Recommendations include: "The Administration should focus on managing rather than resolving the conflict, which is impossible for the immediate future. Trump should consult with Netanyahu about how to restore calm, undermine Hamas and other Islamist extremist groups, and create a more stable environment for future step-by-step negotiations." However, Phillips adds, "Refraining from establishing new settlements would be helpful in this context."
Regarding the embassy move, Heritage says, "President Trump’s commitment to move the U.S. embassy from Tel Aviv to Jerusalem would correct a historic anomaly: The United States has never recognized any part of Jerusalem as Israel’s capital. However, moving the embassy could ignite protests, riots, and anti-American backlashes among Palestinians, Arabs, and Muslims."
Therefore, Heritage recommends to "Ensure that certain standards are met before moving the U.S. embassy to Jerusalem. To mitigate the risks of the move, Trump should consult with Netanyahu on the timing; pick a site in West Jerusalem, which has been controlled by Israel since 1948; and explain that the move does not change other aspects of U.S. policy. The U.S. should make it clear that the borders and final status of Jerusalem should be determined through negotiations; that the embassy move would not preclude a Palestinian state; that the U.S. consulate-general in Jerusalem would continue to function as the U.S. representative to the Palestinian Authority; and that no changes would be made in the status of Muslim holy sites, which would continue to be administered by Jordan."

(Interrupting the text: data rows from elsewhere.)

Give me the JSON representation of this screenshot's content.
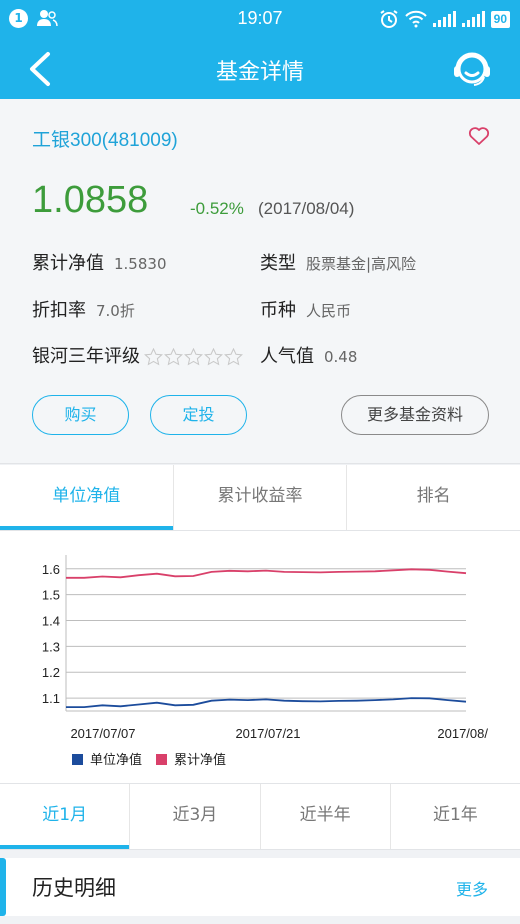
{
  "status_bar": {
    "badge": "1",
    "time": "19:07",
    "battery": "90"
  },
  "header": {
    "title": "基金详情"
  },
  "fund": {
    "name": "工银300(481009)",
    "nav": "1.0858",
    "change": "-0.52%",
    "date": "(2017/08/04)",
    "rows": [
      {
        "label": "累计净值",
        "value": "1.5830"
      },
      {
        "label": "类型",
        "value": "股票基金|高风险"
      },
      {
        "label": "折扣率",
        "value": "7.0折"
      },
      {
        "label": "币种",
        "value": "人民币"
      },
      {
        "label": "银河三年评级",
        "value": ""
      },
      {
        "label": "人气值",
        "value": "0.48"
      }
    ],
    "rating_stars": 0
  },
  "actions": {
    "buy": "购买",
    "fixed": "定投",
    "more_info": "更多基金资料"
  },
  "tabs": [
    {
      "label": "单位净值",
      "active": true
    },
    {
      "label": "累计收益率",
      "active": false
    },
    {
      "label": "排名",
      "active": false
    }
  ],
  "chart_data": {
    "type": "line",
    "x": [
      "2017/07/05",
      "2017/07/06",
      "2017/07/07",
      "2017/07/10",
      "2017/07/11",
      "2017/07/12",
      "2017/07/13",
      "2017/07/14",
      "2017/07/17",
      "2017/07/18",
      "2017/07/19",
      "2017/07/20",
      "2017/07/21",
      "2017/07/24",
      "2017/07/25",
      "2017/07/26",
      "2017/07/27",
      "2017/07/28",
      "2017/07/31",
      "2017/08/01",
      "2017/08/02",
      "2017/08/03",
      "2017/08/04"
    ],
    "x_tick_labels": [
      "2017/07/07",
      "2017/07/21",
      "2017/08/"
    ],
    "y_ticks": [
      "1.6",
      "1.5",
      "1.4",
      "1.3",
      "1.2",
      "1.1"
    ],
    "ylim": [
      1.05,
      1.63
    ],
    "grid": true,
    "legend_position": "bottom-left",
    "series": [
      {
        "name": "单位净值",
        "color": "#1c4c9c",
        "values": [
          1.065,
          1.065,
          1.072,
          1.068,
          1.075,
          1.082,
          1.072,
          1.074,
          1.09,
          1.094,
          1.092,
          1.095,
          1.09,
          1.088,
          1.087,
          1.089,
          1.09,
          1.092,
          1.095,
          1.1,
          1.099,
          1.092,
          1.086
        ]
      },
      {
        "name": "累计净值",
        "color": "#d9406a",
        "values": [
          1.565,
          1.565,
          1.57,
          1.567,
          1.575,
          1.581,
          1.571,
          1.572,
          1.588,
          1.592,
          1.59,
          1.593,
          1.588,
          1.587,
          1.586,
          1.588,
          1.589,
          1.59,
          1.594,
          1.598,
          1.596,
          1.589,
          1.583
        ]
      }
    ]
  },
  "periods": [
    {
      "label": "近1月",
      "active": true
    },
    {
      "label": "近3月",
      "active": false
    },
    {
      "label": "近半年",
      "active": false
    },
    {
      "label": "近1年",
      "active": false
    }
  ],
  "history": {
    "title": "历史明细",
    "more": "更多"
  },
  "colors": {
    "accent": "#1fb3ea",
    "up_green": "#3d9c3b",
    "favorite": "#d9406a"
  }
}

In conclusion, the Heritage report says that "Israel is America’s foremost ally in the Middle East. Both countries are democracies, value free-market economies, and uphold human rights at a time when many other countries in the Middle East reject those values." It says recent developments represent "a promising opportunity to reassert American leadership in the Middle East and strengthen U.S.–Israel strategic cooperation on foreign policy, defense, and counterterrorism issues."